Boneworks Resurrects Classic Oculus Tuscany Demo As Sandbox Environment

Stress Level Zero resurrected the classic Oculus Tuscany demo from the days of Oculus Rift development kits and launched it as a sandbox environment for Boneworks.

At the time of this writing the rebuilt environment with all of Boneworks physics and sandbox tools is available in the Oculus Store version of the game. That means you can launch it on an Oculus Rift or an Oculus Quest via the Oculus Link. The Steam store version of the game should add the environment in the next major patch which may come in March. You might be able to access it in other headsets from the Oculus Store version via a tool like Revive, but we haven’t tested that method.

A Trip Into VR History

The “Tuscany Demo” was an early Oculus Rift project that introduced many developers as well as their friends and family to VR from about 2013 onward. It features a serene landscape and a Tuscan villa with butterflies fluttering through the air. Now that it is rebuilt by Stress Level Zero, you can move the furniture around and climb up the trees outside. You can even jump the fence and explore the countryside.

The sandbox environment is interesting in the context of how VR hardware and the things people do with it has changed since those early days. The bright environment made the screen door effect impossible to miss on Rift development kits like DK1 and DK2, and Facebook didn’t ship to consumers tracked controllers for hands until late 2016. Still, the environment and hardware was compelling enough to create a sense of “presence” in some people. That’s the feeling of actually being there in the digital environment and for some that feeling hooked them on the idea that VR might truly be the next great medium for computing. By now it is a bit of a joke when people reach out and try to touch something in VR without the system tracking controllers or hand movements, but back then it was a sign that a low-cost headset was actually doing what it was designed to do. Experiencing presence in Tuscany helped convince some folks that VR was worth their time and money, and inspired some to realize its vast potential to collapse space and bring faraway people together.
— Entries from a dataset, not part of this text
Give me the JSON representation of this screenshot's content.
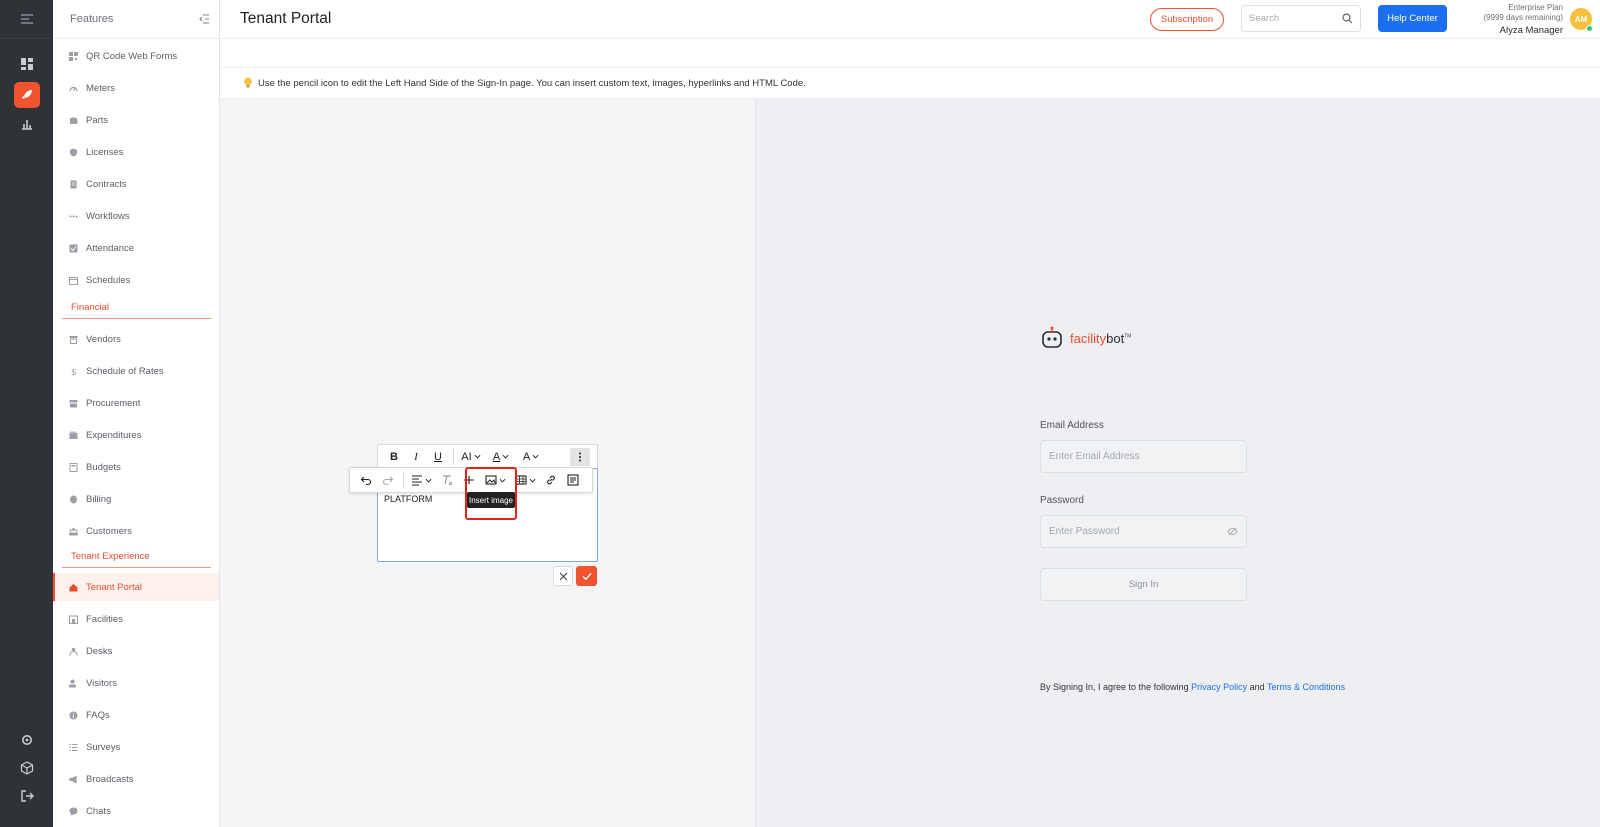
{
  "sidebar": {
    "title": "Features",
    "items": [
      {
        "label": "QR Code Web Forms",
        "icon": "qr-icon"
      },
      {
        "label": "Meters",
        "icon": "gauge-icon"
      },
      {
        "label": "Parts",
        "icon": "puzzle-icon"
      },
      {
        "label": "Licenses",
        "icon": "shield-icon"
      },
      {
        "label": "Contracts",
        "icon": "document-icon"
      },
      {
        "label": "Workflows",
        "icon": "dots-icon"
      },
      {
        "label": "Attendance",
        "icon": "check-icon"
      },
      {
        "label": "Schedules",
        "icon": "calendar-icon"
      },
      {
        "label": "Vendors",
        "icon": "store-icon"
      },
      {
        "label": "Schedule of Rates",
        "icon": "dollar-icon"
      },
      {
        "label": "Procurement",
        "icon": "cart-icon"
      },
      {
        "label": "Expenditures",
        "icon": "wallet-icon"
      },
      {
        "label": "Budgets",
        "icon": "calculator-icon"
      },
      {
        "label": "Billing",
        "icon": "coin-icon"
      },
      {
        "label": "Customers",
        "icon": "people-icon"
      },
      {
        "label": "Tenant Portal",
        "icon": "home-icon"
      },
      {
        "label": "Facilities",
        "icon": "building-icon"
      },
      {
        "label": "Desks",
        "icon": "desk-icon"
      },
      {
        "label": "Visitors",
        "icon": "visitor-icon"
      },
      {
        "label": "FAQs",
        "icon": "info-icon"
      },
      {
        "label": "Surveys",
        "icon": "list-icon"
      },
      {
        "label": "Broadcasts",
        "icon": "megaphone-icon"
      },
      {
        "label": "Chats",
        "icon": "chat-icon"
      }
    ],
    "sections": {
      "financial": "Financial",
      "tenant_experience": "Tenant Experience"
    }
  },
  "header": {
    "title": "Tenant Portal",
    "subscription_label": "Subscription",
    "search_placeholder": "Search",
    "help_label": "Help Center",
    "plan_name": "Enterprise Plan",
    "plan_remaining": "(9999 days remaining)",
    "user_name": "Alyza Manager",
    "avatar_initials": "AM"
  },
  "info_text": "Use the pencil icon to edit the Left Hand Side of the Sign-In page. You can insert custom text, images, hyperlinks and HTML Code.",
  "editor": {
    "content": "PLATFORM",
    "tooltip": "Insert image",
    "toolbar_row1": [
      "B",
      "I",
      "U",
      "AI",
      "A",
      "A"
    ],
    "accent": "#f0532d",
    "highlight_color": "#e2231a"
  },
  "signin": {
    "brand_part1": "facility",
    "brand_part2": "bot",
    "brand_tm": "TM",
    "email_label": "Email Address",
    "email_placeholder": "Enter Email Address",
    "password_label": "Password",
    "password_placeholder": "Enter Password",
    "signin_label": "Sign In",
    "agree_text": "By Signing In, I agree to the following",
    "privacy_link": "Privacy Policy",
    "and_text": "and",
    "terms_link": "Terms & Conditions"
  },
  "colors": {
    "brand": "#f0532d",
    "primary_blue": "#1d6ff2",
    "rail_bg": "#2f3237"
  }
}
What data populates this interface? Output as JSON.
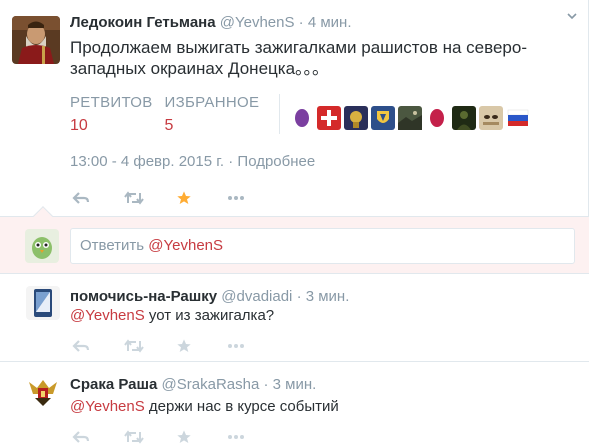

Of course, when I went into Boneworks and tried the sandbox environment this week instead of trying to reach out and touch the butterflies I took out my gun and used them as target practice. Just like the real world, I guess, you don’t have to use the virtual environment that way. That makes the Boneworks version of Tuscany — weapons or no weapons — still a powerful showcase of VR’s power in 2020.

Source: Read Full Article